Required action:
From the entries that follow, pick out all lines holding "additional".

Stored data:

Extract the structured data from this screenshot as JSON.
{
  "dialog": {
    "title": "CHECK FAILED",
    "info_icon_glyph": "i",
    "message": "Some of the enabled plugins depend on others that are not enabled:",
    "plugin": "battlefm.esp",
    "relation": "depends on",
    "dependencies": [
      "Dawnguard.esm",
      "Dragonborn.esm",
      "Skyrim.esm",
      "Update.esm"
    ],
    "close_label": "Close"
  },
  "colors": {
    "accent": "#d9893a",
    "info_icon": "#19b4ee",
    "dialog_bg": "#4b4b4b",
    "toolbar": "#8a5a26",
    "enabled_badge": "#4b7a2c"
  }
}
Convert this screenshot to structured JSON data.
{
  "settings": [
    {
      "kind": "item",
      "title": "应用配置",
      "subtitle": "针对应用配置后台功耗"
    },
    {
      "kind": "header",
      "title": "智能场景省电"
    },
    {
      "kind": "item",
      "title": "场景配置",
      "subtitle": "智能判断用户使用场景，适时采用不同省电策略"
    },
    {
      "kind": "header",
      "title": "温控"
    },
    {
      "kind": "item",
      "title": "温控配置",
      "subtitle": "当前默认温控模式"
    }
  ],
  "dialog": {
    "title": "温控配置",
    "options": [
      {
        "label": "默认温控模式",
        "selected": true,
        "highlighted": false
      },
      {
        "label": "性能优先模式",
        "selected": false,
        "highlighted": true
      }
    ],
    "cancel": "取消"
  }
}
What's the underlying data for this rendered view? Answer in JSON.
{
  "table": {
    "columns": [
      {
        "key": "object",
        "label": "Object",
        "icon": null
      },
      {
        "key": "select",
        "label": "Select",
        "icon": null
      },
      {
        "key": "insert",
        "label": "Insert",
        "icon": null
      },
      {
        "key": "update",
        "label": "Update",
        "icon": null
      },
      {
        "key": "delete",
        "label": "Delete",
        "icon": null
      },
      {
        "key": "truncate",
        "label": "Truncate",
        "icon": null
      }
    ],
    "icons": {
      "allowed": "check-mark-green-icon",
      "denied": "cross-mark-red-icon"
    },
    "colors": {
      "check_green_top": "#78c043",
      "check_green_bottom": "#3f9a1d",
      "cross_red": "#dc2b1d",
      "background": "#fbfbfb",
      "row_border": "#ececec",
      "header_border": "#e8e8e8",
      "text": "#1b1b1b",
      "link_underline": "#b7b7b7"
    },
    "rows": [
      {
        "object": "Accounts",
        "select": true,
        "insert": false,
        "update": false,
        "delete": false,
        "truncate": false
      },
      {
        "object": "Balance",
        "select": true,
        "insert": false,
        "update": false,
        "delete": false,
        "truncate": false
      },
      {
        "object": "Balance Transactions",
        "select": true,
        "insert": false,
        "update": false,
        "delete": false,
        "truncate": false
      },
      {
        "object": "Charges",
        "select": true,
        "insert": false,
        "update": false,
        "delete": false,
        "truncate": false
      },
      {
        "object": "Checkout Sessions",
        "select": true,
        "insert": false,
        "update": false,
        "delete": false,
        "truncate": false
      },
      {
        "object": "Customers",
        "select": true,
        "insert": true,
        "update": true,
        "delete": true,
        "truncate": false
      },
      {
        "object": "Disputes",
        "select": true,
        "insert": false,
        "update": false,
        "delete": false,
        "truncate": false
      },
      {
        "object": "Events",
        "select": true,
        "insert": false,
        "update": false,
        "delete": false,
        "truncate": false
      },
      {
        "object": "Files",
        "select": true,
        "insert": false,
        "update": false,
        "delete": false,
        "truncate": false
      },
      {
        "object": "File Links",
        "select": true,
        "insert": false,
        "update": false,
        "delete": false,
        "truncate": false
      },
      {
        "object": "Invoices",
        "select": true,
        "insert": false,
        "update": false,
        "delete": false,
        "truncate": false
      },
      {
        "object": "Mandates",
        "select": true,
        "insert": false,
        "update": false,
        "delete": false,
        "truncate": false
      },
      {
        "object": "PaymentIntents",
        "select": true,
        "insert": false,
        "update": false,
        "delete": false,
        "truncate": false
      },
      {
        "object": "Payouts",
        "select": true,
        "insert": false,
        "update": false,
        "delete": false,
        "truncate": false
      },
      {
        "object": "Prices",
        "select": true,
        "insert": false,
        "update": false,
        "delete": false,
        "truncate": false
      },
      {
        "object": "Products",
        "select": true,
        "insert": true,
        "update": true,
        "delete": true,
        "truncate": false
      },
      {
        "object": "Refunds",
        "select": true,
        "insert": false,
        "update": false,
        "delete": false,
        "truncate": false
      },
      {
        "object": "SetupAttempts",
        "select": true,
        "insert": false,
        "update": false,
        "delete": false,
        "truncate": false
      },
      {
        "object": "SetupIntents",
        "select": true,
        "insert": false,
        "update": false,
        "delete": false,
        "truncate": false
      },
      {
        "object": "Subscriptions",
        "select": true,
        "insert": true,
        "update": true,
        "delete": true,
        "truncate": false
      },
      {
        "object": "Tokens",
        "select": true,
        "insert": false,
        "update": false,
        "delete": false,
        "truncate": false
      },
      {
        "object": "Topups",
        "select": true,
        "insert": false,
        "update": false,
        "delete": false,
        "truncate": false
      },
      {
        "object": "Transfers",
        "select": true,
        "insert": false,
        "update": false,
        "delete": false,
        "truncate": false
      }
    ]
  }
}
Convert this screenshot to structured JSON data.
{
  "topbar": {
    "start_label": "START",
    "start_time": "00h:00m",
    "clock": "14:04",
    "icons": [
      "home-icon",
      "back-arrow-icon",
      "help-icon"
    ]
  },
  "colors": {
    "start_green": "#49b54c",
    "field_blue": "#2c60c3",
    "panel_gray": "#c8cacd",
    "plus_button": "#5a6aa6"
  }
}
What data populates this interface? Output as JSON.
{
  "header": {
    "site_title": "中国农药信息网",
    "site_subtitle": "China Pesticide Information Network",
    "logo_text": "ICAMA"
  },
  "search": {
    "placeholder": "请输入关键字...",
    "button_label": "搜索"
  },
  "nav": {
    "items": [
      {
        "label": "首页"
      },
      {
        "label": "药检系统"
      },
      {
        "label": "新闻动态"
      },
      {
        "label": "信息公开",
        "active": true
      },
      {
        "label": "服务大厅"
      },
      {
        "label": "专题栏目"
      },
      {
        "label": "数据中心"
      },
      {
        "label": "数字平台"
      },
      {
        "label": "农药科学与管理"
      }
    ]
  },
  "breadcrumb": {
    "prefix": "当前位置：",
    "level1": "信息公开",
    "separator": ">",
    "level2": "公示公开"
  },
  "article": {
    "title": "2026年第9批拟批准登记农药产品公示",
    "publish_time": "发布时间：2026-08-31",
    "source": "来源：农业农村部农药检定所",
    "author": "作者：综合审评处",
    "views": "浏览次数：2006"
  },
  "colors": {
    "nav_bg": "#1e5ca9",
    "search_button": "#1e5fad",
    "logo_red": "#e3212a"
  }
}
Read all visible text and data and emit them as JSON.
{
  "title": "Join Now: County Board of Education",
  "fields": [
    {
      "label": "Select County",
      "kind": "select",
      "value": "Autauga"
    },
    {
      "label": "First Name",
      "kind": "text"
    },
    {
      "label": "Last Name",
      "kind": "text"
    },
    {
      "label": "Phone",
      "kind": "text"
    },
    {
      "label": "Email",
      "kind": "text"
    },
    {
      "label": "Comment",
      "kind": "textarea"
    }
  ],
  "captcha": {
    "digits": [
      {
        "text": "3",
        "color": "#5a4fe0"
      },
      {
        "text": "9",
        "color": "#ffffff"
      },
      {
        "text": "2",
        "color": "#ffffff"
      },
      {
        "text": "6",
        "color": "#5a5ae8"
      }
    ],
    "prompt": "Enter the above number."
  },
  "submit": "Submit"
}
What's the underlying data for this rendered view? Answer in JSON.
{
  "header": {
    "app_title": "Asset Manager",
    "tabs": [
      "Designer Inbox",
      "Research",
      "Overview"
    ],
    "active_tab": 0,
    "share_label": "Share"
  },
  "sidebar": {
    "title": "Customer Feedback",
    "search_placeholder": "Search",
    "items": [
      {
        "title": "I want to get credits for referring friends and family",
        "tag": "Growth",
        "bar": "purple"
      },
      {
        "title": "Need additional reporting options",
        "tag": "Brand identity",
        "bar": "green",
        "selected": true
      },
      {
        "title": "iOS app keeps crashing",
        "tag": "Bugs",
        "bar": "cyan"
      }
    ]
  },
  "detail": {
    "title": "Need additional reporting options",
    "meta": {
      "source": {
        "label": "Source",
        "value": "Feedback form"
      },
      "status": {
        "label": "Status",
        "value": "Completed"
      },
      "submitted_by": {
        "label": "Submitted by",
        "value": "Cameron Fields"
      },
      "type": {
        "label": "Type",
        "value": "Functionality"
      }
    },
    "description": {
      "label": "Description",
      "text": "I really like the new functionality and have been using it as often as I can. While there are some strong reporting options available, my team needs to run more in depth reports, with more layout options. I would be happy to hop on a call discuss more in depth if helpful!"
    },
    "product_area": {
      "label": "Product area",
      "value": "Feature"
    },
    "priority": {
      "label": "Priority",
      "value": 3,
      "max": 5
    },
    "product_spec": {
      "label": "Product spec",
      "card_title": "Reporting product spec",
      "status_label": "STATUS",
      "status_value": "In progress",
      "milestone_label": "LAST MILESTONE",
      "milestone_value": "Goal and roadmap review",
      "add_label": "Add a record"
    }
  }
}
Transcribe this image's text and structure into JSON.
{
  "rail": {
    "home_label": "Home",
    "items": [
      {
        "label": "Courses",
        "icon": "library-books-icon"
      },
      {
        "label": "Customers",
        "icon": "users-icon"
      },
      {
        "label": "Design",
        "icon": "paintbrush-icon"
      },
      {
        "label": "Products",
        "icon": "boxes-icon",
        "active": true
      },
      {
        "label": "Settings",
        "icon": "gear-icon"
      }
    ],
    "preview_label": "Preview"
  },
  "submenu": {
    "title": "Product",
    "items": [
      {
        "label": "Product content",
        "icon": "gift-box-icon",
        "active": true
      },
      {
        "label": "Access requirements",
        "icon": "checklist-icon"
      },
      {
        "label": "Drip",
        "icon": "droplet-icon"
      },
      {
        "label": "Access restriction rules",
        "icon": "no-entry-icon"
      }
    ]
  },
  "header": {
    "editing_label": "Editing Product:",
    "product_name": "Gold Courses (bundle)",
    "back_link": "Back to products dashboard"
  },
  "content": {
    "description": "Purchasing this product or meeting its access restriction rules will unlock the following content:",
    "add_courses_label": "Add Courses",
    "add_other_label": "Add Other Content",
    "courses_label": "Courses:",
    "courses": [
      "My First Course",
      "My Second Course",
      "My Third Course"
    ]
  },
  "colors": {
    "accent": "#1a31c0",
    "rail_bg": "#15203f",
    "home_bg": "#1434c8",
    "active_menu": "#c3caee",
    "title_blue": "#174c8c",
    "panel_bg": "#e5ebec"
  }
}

Task response:
        "title": "Need additional reporting options",
    "title": "Need additional reporting options",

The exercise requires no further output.